- Data extracted from a collection:
####################
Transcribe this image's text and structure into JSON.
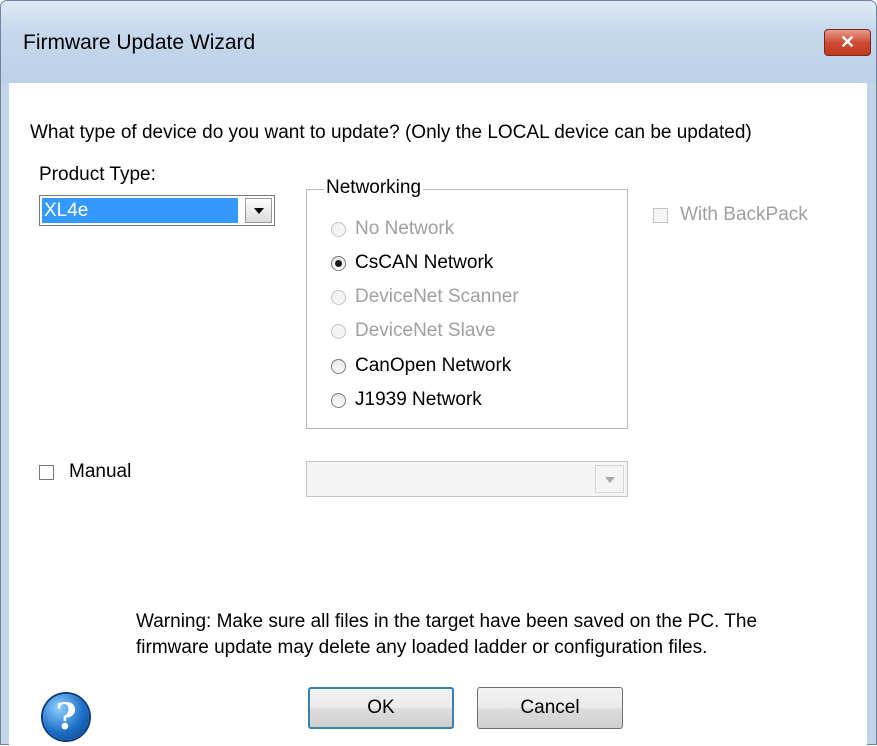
{
  "window": {
    "title": "Firmware Update Wizard",
    "close_glyph": "✕"
  },
  "prompt": "What type of device do you want to update? (Only the LOCAL device can be updated)",
  "product_type": {
    "label": "Product Type:",
    "selected": "XL4e"
  },
  "networking": {
    "label": "Networking",
    "options": [
      {
        "label": "No Network",
        "enabled": false,
        "selected": false
      },
      {
        "label": "CsCAN Network",
        "enabled": true,
        "selected": true
      },
      {
        "label": "DeviceNet Scanner",
        "enabled": false,
        "selected": false
      },
      {
        "label": "DeviceNet Slave",
        "enabled": false,
        "selected": false
      },
      {
        "label": "CanOpen Network",
        "enabled": true,
        "selected": false
      },
      {
        "label": "J1939 Network",
        "enabled": true,
        "selected": false
      }
    ]
  },
  "backpack": {
    "label": "With BackPack",
    "checked": false,
    "enabled": false
  },
  "manual": {
    "label": "Manual",
    "checked": false,
    "enabled": true
  },
  "manual_combo": {
    "value": "",
    "enabled": false
  },
  "warning": {
    "line1": "Warning:  Make sure all files in the target have been saved on the PC.  The",
    "line2": "firmware update may delete any loaded ladder or configuration files.",
    "icon": "question-icon"
  },
  "buttons": {
    "ok": "OK",
    "cancel": "Cancel"
  },
  "colors": {
    "selection": "#3399ff",
    "close_button": "#c0381f",
    "disabled_text": "#a0a0a0"
  }
}
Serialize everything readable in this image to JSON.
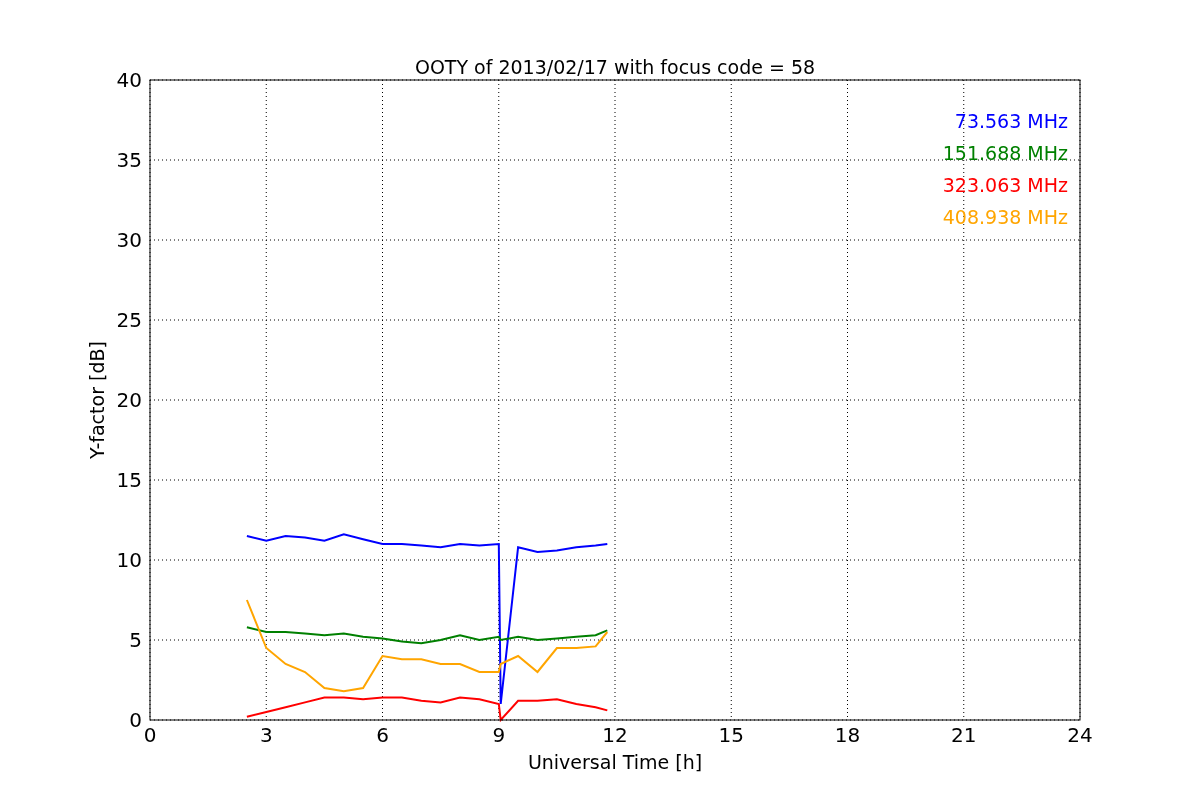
{
  "figure": {
    "chart_data": {
      "type": "line",
      "title": "OOTY of 2013/02/17 with focus code = 58",
      "xlabel": "Universal Time [h]",
      "ylabel": "Y-factor [dB]",
      "x": [
        2.5,
        3,
        3.5,
        4,
        4.5,
        5,
        5.5,
        6,
        6.5,
        7,
        7.5,
        8,
        8.5,
        9,
        9.05,
        9.5,
        10,
        10.5,
        11,
        11.5,
        11.8
      ],
      "series": [
        {
          "name": "73.563 MHz",
          "color": "#0000ff",
          "values": [
            11.5,
            11.2,
            11.5,
            11.4,
            11.2,
            11.6,
            11.3,
            11.0,
            11.0,
            10.9,
            10.8,
            11.0,
            10.9,
            11.0,
            1.0,
            10.8,
            10.5,
            10.6,
            10.8,
            10.9,
            11.0
          ]
        },
        {
          "name": "151.688 MHz",
          "color": "#008000",
          "values": [
            5.8,
            5.5,
            5.5,
            5.4,
            5.3,
            5.4,
            5.2,
            5.1,
            4.9,
            4.8,
            5.0,
            5.3,
            5.0,
            5.2,
            5.0,
            5.2,
            5.0,
            5.1,
            5.2,
            5.3,
            5.6
          ]
        },
        {
          "name": "323.063 MHz",
          "color": "#ff0000",
          "values": [
            0.2,
            0.5,
            0.8,
            1.1,
            1.4,
            1.4,
            1.3,
            1.4,
            1.4,
            1.2,
            1.1,
            1.4,
            1.3,
            1.0,
            0.0,
            1.2,
            1.2,
            1.3,
            1.0,
            0.8,
            0.6
          ]
        },
        {
          "name": "408.938 MHz",
          "color": "#ffa500",
          "values": [
            7.5,
            4.5,
            3.5,
            3.0,
            2.0,
            1.8,
            2.0,
            4.0,
            3.8,
            3.8,
            3.5,
            3.5,
            3.0,
            3.0,
            3.5,
            4.0,
            3.0,
            4.5,
            4.5,
            4.6,
            5.5
          ]
        }
      ],
      "xlim": [
        0,
        24
      ],
      "ylim": [
        0,
        40
      ],
      "xticks": [
        0,
        3,
        6,
        9,
        12,
        15,
        18,
        21,
        24
      ],
      "yticks": [
        0,
        5,
        10,
        15,
        20,
        25,
        30,
        35,
        40
      ],
      "grid": true
    }
  }
}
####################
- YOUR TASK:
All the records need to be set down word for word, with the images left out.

- OUTPUT FOR THIS TASK:
Transcribe this image's text and structure into JSON.
{
  "window": {
    "title": "Firmware Update Wizard",
    "close_glyph": "✕"
  },
  "prompt": "What type of device do you want to update? (Only the LOCAL device can be updated)",
  "product_type": {
    "label": "Product Type:",
    "selected": "XL4e"
  },
  "networking": {
    "label": "Networking",
    "options": [
      {
        "label": "No Network",
        "enabled": false,
        "selected": false
      },
      {
        "label": "CsCAN Network",
        "enabled": true,
        "selected": true
      },
      {
        "label": "DeviceNet Scanner",
        "enabled": false,
        "selected": false
      },
      {
        "label": "DeviceNet Slave",
        "enabled": false,
        "selected": false
      },
      {
        "label": "CanOpen Network",
        "enabled": true,
        "selected": false
      },
      {
        "label": "J1939 Network",
        "enabled": true,
        "selected": false
      }
    ]
  },
  "backpack": {
    "label": "With BackPack",
    "checked": false,
    "enabled": false
  },
  "manual": {
    "label": "Manual",
    "checked": false,
    "enabled": true
  },
  "manual_combo": {
    "value": "",
    "enabled": false
  },
  "warning": {
    "line1": "Warning:  Make sure all files in the target have been saved on the PC.  The",
    "line2": "firmware update may delete any loaded ladder or configuration files.",
    "icon": "question-icon"
  },
  "buttons": {
    "ok": "OK",
    "cancel": "Cancel"
  },
  "colors": {
    "selection": "#3399ff",
    "close_button": "#c0381f",
    "disabled_text": "#a0a0a0"
  }
}
Serialize everything readable in this image to JSON.
{
  "figure": {
    "chart_data": {
      "type": "line",
      "title": "OOTY of 2013/02/17 with focus code = 58",
      "xlabel": "Universal Time [h]",
      "ylabel": "Y-factor [dB]",
      "x": [
        2.5,
        3,
        3.5,
        4,
        4.5,
        5,
        5.5,
        6,
        6.5,
        7,
        7.5,
        8,
        8.5,
        9,
        9.05,
        9.5,
        10,
        10.5,
        11,
        11.5,
        11.8
      ],
      "series": [
        {
          "name": "73.563 MHz",
          "color": "#0000ff",
          "values": [
            11.5,
            11.2,
            11.5,
            11.4,
            11.2,
            11.6,
            11.3,
            11.0,
            11.0,
            10.9,
            10.8,
            11.0,
            10.9,
            11.0,
            1.0,
            10.8,
            10.5,
            10.6,
            10.8,
            10.9,
            11.0
          ]
        },
        {
          "name": "151.688 MHz",
          "color": "#008000",
          "values": [
            5.8,
            5.5,
            5.5,
            5.4,
            5.3,
            5.4,
            5.2,
            5.1,
            4.9,
            4.8,
            5.0,
            5.3,
            5.0,
            5.2,
            5.0,
            5.2,
            5.0,
            5.1,
            5.2,
            5.3,
            5.6
          ]
        },
        {
          "name": "323.063 MHz",
          "color": "#ff0000",
          "values": [
            0.2,
            0.5,
            0.8,
            1.1,
            1.4,
            1.4,
            1.3,
            1.4,
            1.4,
            1.2,
            1.1,
            1.4,
            1.3,
            1.0,
            0.0,
            1.2,
            1.2,
            1.3,
            1.0,
            0.8,
            0.6
          ]
        },
        {
          "name": "408.938 MHz",
          "color": "#ffa500",
          "values": [
            7.5,
            4.5,
            3.5,
            3.0,
            2.0,
            1.8,
            2.0,
            4.0,
            3.8,
            3.8,
            3.5,
            3.5,
            3.0,
            3.0,
            3.5,
            4.0,
            3.0,
            4.5,
            4.5,
            4.6,
            5.5
          ]
        }
      ],
      "xlim": [
        0,
        24
      ],
      "ylim": [
        0,
        40
      ],
      "xticks": [
        0,
        3,
        6,
        9,
        12,
        15,
        18,
        21,
        24
      ],
      "yticks": [
        0,
        5,
        10,
        15,
        20,
        25,
        30,
        35,
        40
      ],
      "grid": true
    }
  }
}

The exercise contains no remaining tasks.